- Task to complete
The required answer is every line of the data containing the word "TemplateMo".

- Records
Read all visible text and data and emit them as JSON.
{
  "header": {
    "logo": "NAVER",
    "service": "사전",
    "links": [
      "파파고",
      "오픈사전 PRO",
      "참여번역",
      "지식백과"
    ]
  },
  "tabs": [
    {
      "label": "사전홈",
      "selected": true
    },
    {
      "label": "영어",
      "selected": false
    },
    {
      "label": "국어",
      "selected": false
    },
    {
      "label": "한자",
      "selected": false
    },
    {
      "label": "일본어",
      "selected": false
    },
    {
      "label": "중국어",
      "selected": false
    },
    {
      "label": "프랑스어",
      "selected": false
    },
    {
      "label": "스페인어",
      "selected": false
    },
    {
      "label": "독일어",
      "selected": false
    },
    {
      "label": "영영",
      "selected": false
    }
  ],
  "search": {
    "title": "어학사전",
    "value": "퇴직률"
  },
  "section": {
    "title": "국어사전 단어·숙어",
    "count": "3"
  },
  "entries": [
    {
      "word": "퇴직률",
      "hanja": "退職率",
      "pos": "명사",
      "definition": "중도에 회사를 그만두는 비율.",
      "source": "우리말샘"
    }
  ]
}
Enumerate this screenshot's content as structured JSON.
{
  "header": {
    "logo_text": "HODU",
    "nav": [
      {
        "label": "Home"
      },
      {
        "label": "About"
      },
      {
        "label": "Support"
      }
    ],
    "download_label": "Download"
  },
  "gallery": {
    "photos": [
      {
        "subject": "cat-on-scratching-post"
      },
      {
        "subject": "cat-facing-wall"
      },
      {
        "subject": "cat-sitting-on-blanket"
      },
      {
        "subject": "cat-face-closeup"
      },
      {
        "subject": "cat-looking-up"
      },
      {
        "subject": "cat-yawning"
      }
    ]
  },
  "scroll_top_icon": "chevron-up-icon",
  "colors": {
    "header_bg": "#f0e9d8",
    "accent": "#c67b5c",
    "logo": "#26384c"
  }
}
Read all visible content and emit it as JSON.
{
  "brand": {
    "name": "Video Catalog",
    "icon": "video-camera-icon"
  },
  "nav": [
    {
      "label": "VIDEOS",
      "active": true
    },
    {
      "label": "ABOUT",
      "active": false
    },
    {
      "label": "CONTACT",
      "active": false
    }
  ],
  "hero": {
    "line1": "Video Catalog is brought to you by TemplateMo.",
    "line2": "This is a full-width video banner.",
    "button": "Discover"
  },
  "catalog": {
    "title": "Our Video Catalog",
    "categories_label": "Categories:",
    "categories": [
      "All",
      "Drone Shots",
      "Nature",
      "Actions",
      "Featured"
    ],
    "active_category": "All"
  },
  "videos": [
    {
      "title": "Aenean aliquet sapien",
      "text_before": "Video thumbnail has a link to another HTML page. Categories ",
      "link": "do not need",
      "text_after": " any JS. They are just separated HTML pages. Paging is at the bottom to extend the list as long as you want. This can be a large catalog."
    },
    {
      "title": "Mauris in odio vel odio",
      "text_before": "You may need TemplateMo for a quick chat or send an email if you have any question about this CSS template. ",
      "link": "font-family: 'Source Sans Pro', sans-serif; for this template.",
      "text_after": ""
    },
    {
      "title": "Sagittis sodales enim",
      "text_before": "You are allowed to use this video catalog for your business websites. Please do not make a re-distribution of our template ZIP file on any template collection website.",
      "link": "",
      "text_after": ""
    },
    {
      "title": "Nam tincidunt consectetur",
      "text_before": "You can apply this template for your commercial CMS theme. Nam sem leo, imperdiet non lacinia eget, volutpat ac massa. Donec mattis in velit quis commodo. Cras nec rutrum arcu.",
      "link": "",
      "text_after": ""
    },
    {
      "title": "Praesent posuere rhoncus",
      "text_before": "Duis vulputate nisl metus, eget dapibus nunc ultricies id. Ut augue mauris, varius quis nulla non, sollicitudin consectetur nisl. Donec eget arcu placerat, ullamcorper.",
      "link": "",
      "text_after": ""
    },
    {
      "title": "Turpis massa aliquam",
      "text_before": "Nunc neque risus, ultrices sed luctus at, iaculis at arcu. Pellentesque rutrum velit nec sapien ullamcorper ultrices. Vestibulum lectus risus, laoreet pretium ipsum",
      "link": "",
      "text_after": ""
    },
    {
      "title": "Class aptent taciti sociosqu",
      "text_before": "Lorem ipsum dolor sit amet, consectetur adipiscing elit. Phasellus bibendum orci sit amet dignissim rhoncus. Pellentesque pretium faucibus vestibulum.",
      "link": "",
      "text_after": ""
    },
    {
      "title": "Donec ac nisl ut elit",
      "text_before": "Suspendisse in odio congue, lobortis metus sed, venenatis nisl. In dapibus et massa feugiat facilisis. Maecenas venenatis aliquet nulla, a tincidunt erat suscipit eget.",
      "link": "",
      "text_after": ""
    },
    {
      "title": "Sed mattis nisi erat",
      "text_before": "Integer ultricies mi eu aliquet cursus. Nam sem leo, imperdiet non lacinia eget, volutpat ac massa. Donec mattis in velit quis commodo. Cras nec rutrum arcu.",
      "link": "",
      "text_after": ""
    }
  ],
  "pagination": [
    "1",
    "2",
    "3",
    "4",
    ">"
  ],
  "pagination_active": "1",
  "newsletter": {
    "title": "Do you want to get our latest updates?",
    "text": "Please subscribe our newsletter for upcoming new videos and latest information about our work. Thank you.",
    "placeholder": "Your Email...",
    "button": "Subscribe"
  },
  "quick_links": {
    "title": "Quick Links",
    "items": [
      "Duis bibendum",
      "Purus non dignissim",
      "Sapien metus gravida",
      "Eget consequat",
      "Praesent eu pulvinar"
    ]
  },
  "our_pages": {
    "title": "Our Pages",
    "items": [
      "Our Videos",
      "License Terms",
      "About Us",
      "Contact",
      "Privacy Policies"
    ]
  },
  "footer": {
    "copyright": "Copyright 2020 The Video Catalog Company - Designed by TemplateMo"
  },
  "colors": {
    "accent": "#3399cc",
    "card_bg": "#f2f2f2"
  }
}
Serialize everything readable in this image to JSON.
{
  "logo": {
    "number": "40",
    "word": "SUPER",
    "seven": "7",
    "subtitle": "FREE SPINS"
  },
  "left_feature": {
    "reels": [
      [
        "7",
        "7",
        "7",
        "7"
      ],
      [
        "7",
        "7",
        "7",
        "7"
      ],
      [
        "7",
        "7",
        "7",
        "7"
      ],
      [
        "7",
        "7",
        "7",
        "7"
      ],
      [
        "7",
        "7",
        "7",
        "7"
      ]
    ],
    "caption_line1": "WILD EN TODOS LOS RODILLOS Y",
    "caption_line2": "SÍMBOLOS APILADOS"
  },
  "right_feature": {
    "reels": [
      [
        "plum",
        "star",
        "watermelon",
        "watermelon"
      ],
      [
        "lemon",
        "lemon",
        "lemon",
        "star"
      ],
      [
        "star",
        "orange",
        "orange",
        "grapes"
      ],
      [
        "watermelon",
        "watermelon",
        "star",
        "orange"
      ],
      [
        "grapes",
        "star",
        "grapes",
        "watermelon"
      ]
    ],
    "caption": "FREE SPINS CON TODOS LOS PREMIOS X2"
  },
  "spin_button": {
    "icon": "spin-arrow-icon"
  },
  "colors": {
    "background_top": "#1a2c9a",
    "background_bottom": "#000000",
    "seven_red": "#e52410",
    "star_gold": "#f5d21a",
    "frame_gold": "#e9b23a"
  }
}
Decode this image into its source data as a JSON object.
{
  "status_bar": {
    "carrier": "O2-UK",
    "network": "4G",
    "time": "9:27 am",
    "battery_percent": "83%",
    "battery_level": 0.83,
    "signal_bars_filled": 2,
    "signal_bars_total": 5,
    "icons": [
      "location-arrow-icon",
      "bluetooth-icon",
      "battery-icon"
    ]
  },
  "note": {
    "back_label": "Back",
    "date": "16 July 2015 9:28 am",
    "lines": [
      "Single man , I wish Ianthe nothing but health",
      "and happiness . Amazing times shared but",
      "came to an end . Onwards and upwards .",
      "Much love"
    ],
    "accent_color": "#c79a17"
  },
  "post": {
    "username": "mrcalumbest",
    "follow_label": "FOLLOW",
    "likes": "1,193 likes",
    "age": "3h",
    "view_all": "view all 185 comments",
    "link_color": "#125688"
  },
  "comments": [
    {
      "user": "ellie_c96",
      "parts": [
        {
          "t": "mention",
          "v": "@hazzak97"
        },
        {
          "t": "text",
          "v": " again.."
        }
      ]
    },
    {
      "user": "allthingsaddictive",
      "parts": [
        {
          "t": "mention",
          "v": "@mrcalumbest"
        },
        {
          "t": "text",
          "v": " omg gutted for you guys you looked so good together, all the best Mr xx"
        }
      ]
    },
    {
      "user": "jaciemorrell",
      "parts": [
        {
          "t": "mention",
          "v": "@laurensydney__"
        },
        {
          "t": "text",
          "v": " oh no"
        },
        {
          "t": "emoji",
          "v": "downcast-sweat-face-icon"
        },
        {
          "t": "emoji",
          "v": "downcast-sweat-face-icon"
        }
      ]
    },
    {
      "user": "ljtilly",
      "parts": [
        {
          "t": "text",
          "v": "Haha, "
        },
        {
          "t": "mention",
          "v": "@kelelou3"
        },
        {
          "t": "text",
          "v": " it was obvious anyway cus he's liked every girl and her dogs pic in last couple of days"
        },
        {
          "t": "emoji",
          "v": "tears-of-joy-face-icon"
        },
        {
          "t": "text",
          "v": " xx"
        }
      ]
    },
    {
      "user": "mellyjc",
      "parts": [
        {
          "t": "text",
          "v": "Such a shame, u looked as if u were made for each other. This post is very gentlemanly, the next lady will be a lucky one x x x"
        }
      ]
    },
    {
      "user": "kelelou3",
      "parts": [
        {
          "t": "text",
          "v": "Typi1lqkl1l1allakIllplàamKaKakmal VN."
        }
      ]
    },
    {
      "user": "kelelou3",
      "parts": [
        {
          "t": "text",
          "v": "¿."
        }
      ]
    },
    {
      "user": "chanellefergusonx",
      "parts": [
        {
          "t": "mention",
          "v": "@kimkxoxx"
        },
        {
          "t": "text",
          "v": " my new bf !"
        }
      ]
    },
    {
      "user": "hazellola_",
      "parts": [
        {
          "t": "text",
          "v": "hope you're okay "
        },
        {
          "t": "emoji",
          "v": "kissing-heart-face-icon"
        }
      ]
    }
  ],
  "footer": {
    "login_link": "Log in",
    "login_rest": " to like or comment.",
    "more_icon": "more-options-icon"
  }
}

- Answer area
    "line1": "Video Catalog is brought to you by TemplateMo.",
      "text_before": "You may need TemplateMo for a quick chat or send an email if you have any question about this CSS template. ",
    "copyright": "Copyright 2020 The Video Catalog Company - Designed by TemplateMo"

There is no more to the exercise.